Ofcom tackle broadband bill shock

OFCOM have set out to rescue consumers stuck with unexpectedly high broadband and mobile phone bills.

The regulator's research shows that in the 12 months to May 2011, 6% of UK consumers received an unexpectedly high mobile phone bill and we can assume that a good proportion of those high bills are down to data charges.

18% of those hit with a high mobile bill had to cough up over £100 more than they'd expected.

Home broadband bill shock is much less prevalent. According to a Which? members survey just 2% of home broadband users received an unexpectedly high bill in the 12 months to June 2011.

Broadband bill shock: a shockingly short history

In May 2011, Ofcom started looking for those who had been stuck with an unexpectedly high bill to get in touch as they assessed whether it was worth them taking further action on the issue.

The regulator is currently mulling over the results of that consultation. When it releases the new recommendations consumers might get some more clarity on their rights when landed with a shockingly high bill and the responsibilities of providers to prevent bill shock in the first place.

On the other hand, we might see threats from the regulator followed by foot dragging from providers just as we have done throughout the history of bill shock.

Shocks after use abroad

The astronomical cost of using mobile broadband abroad - whether with a USB modem or on a mobile phone - is still a major cause of faint-inducing broadband bills.

Not that it's deterred us: according to a Carphone Warehouse poll, 79% of smartphone users expected to access the internet on mobile phones outside of the UK in the summer of 2011 despite the fact that 62% said they'd received unexpectedly high mobile phone bills after taking trips abroad.

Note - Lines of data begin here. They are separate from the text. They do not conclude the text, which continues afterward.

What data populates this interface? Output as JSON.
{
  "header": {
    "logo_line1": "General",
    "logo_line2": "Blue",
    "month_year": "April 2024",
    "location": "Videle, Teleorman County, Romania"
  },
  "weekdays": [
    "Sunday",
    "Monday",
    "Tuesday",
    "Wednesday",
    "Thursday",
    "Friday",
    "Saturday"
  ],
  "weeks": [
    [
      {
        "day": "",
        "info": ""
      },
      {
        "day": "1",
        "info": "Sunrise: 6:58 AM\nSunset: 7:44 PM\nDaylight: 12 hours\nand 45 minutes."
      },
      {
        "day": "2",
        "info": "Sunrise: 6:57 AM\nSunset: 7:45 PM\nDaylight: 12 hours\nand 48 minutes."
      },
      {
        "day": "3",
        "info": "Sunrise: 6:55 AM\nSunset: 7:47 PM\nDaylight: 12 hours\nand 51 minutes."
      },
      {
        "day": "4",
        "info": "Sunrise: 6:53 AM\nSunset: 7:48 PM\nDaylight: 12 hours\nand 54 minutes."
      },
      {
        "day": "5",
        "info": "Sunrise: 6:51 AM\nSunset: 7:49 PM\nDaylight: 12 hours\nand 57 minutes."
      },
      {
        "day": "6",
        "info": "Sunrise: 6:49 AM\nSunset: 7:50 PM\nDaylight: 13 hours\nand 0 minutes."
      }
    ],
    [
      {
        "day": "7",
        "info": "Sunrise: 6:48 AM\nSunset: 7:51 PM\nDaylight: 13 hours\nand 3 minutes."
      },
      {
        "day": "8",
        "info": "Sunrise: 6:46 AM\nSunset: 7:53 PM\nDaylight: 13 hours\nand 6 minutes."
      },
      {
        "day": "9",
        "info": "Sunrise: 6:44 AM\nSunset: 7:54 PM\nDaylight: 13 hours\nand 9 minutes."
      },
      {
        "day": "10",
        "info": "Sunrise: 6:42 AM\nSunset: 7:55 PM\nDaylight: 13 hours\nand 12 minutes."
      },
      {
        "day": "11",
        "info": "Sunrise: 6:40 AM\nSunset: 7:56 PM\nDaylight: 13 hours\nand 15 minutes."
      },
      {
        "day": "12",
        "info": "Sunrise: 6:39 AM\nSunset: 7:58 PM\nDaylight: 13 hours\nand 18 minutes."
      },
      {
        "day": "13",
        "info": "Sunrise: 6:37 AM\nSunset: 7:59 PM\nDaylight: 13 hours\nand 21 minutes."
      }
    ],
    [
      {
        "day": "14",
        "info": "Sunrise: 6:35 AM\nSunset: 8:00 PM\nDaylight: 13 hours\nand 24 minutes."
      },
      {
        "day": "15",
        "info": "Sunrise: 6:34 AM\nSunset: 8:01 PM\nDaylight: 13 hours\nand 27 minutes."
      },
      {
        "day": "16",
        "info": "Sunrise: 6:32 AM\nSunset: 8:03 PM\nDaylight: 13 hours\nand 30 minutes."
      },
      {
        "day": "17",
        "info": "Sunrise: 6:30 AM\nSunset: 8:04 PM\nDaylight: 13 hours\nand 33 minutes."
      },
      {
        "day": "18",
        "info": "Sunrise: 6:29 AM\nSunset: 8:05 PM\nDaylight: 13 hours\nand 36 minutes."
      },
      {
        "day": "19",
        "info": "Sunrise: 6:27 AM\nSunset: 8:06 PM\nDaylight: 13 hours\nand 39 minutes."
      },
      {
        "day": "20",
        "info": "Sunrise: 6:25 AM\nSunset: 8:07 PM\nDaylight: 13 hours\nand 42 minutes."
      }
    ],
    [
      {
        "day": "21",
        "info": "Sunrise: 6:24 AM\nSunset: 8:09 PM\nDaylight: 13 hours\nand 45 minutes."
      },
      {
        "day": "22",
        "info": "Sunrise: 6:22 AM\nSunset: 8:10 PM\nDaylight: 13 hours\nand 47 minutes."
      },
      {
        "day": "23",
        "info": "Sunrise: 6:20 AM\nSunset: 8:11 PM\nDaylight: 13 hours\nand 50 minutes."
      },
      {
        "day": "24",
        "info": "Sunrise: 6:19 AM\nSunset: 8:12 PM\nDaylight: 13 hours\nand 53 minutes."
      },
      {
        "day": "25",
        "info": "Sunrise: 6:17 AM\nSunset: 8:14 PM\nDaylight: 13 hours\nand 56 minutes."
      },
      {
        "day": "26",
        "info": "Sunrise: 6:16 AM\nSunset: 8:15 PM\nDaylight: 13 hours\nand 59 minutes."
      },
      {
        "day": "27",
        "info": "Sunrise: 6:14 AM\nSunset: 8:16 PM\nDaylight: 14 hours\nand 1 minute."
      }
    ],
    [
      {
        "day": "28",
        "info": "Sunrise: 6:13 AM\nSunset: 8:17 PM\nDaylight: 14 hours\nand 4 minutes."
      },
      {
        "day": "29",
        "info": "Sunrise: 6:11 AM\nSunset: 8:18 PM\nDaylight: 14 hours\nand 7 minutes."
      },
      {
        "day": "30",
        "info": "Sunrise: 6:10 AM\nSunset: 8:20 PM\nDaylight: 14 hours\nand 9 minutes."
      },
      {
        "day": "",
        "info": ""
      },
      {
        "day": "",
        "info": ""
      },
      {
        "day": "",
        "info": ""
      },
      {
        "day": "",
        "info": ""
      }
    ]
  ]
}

Just 6% of users said that they knew how much their provider charged per MB and 89% said they didn't make any preparation for using their mobile data in a foreign country before going away.

In many cases that's led to some truly shocking bills.

After a two week trip to America, for example, Mr Neil Winton managed to rack up a bill for £550.55 in January 2011 and another one for £238.39 in February.

After taking his case to The Sunday Times and Radio 4's consumer show You And Yours and doing a lot of holding his ground Mr Winton was offered a full refund by his provider, Vodafone.

As our broadband complaints guide shows, however, most aren't so lucky and have to pay up, even after taking their case to the independent communications adjudicator.

European legislation

The huge bills now usually come from outside of Europe, however, since EU regulations forced providers to cap the amount users can spend, at least within its borders.

However, European data charges are still much higher than UK prices, a situation EU politicians are doing their best to fix.

In a speech during the annual conference of European Telecommunications Network Operators Association (ETNO) in September 2010 the Commission's Digital Agenda Commissioner Neelie Kroes said that the difference across borders should decrease to zero.

"A true single market is one where the price differences between voice, SMS and data relate only to the actual cost of providing these different services," she said.

Belgian politician Vincent Van Quickenborne had proposed an outright ban on roaming charges within Europe on 4G networks, as soon as those networks go live.

A Eurobarometer survey, commissioned by the European Commission in early 2010, also found that less than one in five consumers thought European data prices were fair.

Around 48% of European mobile phone users have travelled at least once in the last five years and one in ten admitted to using internet services abroad, according to a survey of 26,500 people in the EU's 27 member states last year.

However, Europe moves slowly and, in the meantime, companies are busying themselves by claiming that there's no need for the legislation as the prices will come into line by themselves.

"We are going to lower our prices by a lot in our operating businesses. It depends a bit on the outcome of consumer tests," said regulatory chief of Telefonica (O2), Robert Mourik speaking to ZDnet UK in April 2011.

We're still waiting for both of them, however.

UK shocks

Having said that, you don't need to leave the country to find tariffs that could give you a not-so-cheap thrill.

Some new PAYG iPad broadband tariffs charge about £40 for less than 1GB, for example.

Meanwhile, home broadband 'bill shock' has become progressively less common over the past few years reflecting an increasing number of unlimited deals and, even where there are download caps, an increasing number of providers that don't charge for extra usage at all.